2. Work with a Partner
Instead of having students work independently, you may also choose to have their work and Scoot in pairs. Choose task cards for students to work on together. You may choose to have one student be the recorder, have both students write the answers on their own paper, or have students take turns writing at different stations. Working in pairs can also be useful if you don’t have enough task cards for each student to work on one by themselves.
3. Try Mini-Break Cards
If you have more students in your class than task cards, place a few mini-break cards at a few desks in the room. You can choose age-appropriate and quiet tasks that students can do during their mini-break, such as drawing a picture of a specific item, writing words that begin with a specific letter, or writing/drawing about what they plan to do after school.

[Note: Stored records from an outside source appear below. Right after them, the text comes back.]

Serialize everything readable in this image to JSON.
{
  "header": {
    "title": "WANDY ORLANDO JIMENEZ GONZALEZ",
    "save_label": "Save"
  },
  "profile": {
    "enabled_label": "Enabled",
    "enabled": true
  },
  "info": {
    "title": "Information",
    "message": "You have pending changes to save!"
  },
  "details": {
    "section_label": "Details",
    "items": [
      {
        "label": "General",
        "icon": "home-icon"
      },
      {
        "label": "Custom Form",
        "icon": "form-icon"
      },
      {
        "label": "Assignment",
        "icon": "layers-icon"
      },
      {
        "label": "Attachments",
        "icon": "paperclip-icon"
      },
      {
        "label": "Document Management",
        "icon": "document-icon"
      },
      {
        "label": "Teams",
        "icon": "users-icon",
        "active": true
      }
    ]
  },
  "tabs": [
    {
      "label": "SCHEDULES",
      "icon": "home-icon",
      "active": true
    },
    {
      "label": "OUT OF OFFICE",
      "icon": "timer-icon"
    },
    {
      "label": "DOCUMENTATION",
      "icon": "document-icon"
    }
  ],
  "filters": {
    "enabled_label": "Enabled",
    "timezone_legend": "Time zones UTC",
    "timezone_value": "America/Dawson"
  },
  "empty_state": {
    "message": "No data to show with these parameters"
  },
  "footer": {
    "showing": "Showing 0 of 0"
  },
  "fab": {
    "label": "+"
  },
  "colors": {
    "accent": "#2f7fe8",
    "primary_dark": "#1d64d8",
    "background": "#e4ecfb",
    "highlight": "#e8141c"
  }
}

4. Play Boggle
Boggle is another idea you can try if you have more students than task cards. Create or purchase a Boggle template for each extra desk, and have students record as many words as they can find on the back of their Scoot recording sheet.
5. Do a Word Search
Word searches can also be used as a desk-filler when you have more students than task cards for a given acidity. Place a word search on the extra desks (or copy one on the back of students’ recording sheets) for students to work on when there isn’t a task card available.
6. Work on Art Projects
A final idea if you have fewer task cards than students is to have students work on a class art project at the extra seats. Have supplies out so each student can add their own touch to the class project.
7. Social Distancing Scoot Game
To play Scoot while maintaining social distancing in the classroom, hold up or project each task card one at a time for students to see. Rather than yelling “Scoot,” you may choose to say “stand” to have students stand up and record their answer.
8. Distance Learning Scoot Game
If you’re teaching virtually, you can still incorporate Scoot into your instruction. Send your students the recording sheet and display the problems or questions one at a time for the whole class. Consider asking students to do a quick movement, such as a jumping jack, between answering questions rather than scooting to the next desk.
9. Scoot Activities using Seesaw
You can also use Seesaw when playing Scoot. Rather than having your students record their answers using a pencil and paper, have them using either the photo tool or the drawing tool in Seesaw to show their understanding or explain their thinking.
Scoot can make the mundane task of answering questions or solving problems exciting and engaging for students. Students are motivated by how active Scoot is and the sense of urgency to find the answer to the question placed on each desk, that they’ll hardly believe they are learning or practicing skills. Start by selecting card tasks that match your learning objectives, then get your students ready to play! Are you ready to give Scoot a try? What do you think your students will be most excited about?
Last Updated on April 15, 2021 by Emily